Profile: Dorothea Lange
The work of Dorothea Lange demonstrates the versatile role of photography as both a medium for artistic expression and a means for social commentary and public awareness. As the bulk of her work was done during the Depression and post-war eras, the things she produced as a photographer for the Farm Security Administration were incredibly timely—most often known for photographing the American poor in their time of greatest social and economic plight.
Lange's camera was her constant companion during ventures to the American west, where she used her skills as a photographer to allow artistic expression and journalism to work hand in hand. This combination of artistry and journalistic skill bolstered her ability to have an effect on the viewer, especially as she took advantage of the development of modern photographic techniques and style.
Whether through carefully utilized angles or somewhat intrusive closeness to her subjects, Lange tactfully created jarring subjects of the people she encountered, which demonstrated an ironic but revolutionary way of portraying America's every-day citizen.
Few times before had artists emphasized the raw vulnerability of their subjects. In the case of Lange’s work, the tenacious ability to survive and work during such a dire time became a central, and even heroic characteristic of her subjects. These themes cause many to compare Lange's work to that of Gordon Parks, Walker Evans, and other documentary photographers in style and purpose. She also collaborated with Ansel Adams, a fellow photographer who was similarly active in capturing western life in skilled and informative ways, which included their somewhat controversial series depicting the life and residents of the small LDS town of St. George, Utah.

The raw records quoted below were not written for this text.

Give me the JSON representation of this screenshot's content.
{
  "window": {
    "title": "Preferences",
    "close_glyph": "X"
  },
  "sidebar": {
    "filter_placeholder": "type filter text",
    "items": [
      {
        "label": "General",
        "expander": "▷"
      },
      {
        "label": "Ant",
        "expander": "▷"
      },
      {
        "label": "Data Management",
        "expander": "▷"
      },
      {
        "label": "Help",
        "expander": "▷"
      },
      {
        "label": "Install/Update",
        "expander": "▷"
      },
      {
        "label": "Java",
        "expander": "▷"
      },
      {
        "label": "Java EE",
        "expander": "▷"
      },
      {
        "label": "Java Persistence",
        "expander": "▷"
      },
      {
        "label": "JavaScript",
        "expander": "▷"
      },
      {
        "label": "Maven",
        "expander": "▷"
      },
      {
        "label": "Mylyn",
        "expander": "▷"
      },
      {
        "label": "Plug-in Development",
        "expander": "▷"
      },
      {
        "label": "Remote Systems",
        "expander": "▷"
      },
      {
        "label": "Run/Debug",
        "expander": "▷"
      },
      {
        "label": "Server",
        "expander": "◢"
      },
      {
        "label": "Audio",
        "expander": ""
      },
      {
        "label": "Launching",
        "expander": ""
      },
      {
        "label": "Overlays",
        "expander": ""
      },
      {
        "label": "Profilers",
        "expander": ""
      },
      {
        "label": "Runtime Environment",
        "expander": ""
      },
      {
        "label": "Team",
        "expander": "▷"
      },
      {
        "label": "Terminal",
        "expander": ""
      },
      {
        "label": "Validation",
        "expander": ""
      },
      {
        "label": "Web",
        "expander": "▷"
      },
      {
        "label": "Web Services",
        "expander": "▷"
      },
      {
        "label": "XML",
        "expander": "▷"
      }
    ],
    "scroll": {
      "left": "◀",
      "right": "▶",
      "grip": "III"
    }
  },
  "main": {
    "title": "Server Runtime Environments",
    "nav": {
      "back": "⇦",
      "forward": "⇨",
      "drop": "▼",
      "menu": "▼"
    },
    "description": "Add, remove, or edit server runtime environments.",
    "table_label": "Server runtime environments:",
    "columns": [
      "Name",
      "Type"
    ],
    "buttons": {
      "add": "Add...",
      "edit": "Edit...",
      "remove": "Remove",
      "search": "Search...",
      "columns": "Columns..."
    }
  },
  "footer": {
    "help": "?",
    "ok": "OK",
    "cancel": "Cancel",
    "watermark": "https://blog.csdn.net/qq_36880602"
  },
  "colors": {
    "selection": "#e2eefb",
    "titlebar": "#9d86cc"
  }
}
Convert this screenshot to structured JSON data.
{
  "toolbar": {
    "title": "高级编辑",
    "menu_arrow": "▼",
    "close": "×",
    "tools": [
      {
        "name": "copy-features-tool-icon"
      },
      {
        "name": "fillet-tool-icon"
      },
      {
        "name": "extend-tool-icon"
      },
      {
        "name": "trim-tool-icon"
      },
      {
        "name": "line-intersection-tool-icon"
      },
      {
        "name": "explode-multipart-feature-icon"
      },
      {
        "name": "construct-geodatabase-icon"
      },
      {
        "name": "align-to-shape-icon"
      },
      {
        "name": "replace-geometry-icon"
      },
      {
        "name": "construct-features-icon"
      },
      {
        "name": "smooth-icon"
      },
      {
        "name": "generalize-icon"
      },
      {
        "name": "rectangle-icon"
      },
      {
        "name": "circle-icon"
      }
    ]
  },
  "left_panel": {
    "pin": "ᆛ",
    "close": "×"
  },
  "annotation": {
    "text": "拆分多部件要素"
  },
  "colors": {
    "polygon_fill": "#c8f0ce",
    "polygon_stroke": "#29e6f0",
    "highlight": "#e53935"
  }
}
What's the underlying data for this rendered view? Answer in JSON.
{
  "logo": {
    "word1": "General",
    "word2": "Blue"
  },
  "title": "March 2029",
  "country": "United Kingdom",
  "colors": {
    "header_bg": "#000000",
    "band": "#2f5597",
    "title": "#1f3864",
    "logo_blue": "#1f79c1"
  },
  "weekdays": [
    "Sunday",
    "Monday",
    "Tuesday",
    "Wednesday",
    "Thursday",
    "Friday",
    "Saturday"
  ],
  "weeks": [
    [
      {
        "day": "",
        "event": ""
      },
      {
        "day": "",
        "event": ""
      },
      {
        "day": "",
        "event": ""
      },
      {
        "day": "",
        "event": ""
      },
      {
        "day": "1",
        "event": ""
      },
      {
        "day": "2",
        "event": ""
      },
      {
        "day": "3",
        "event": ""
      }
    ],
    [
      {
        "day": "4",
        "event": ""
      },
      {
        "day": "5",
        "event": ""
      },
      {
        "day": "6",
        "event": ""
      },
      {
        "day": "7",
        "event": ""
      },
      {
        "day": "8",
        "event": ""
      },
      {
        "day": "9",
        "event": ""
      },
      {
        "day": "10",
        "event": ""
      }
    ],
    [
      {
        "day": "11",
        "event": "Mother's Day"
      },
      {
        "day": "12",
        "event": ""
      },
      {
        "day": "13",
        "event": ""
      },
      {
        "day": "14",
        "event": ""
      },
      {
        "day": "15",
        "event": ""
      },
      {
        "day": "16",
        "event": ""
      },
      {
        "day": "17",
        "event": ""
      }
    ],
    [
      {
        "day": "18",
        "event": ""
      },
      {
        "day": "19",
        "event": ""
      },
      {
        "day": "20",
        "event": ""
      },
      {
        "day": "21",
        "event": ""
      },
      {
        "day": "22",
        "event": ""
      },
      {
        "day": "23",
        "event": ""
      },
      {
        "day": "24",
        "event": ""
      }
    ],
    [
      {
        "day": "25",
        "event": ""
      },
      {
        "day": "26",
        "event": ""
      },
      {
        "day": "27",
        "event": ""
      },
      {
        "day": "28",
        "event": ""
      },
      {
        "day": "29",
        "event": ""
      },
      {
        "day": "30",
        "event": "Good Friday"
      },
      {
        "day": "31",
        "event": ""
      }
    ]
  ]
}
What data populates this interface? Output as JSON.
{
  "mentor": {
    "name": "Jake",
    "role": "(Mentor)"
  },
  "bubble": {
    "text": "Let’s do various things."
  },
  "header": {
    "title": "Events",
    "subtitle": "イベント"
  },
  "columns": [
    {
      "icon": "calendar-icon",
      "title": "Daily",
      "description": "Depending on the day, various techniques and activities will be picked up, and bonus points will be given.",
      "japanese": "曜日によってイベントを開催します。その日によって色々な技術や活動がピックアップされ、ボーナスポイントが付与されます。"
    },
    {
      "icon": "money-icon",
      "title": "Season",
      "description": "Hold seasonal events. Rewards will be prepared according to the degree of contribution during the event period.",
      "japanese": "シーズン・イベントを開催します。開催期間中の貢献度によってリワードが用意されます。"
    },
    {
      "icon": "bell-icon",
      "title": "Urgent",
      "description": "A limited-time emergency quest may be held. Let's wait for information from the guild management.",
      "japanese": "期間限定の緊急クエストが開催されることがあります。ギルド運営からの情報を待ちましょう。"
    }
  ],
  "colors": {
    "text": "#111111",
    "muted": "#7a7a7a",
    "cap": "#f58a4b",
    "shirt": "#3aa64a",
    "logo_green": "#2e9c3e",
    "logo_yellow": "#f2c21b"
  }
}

Lange's and Adams' production of photos inside Japanese-American intern camps is another example of their impactful work in war-time America. The balancing scale of the artistic versus propagandist value in what Lange produced can be tipped at times, causing her to be significant figures in both the historical and artistic realms. In hindsight, photographers like Lange have demonstrated the ability to master both in a lifetime.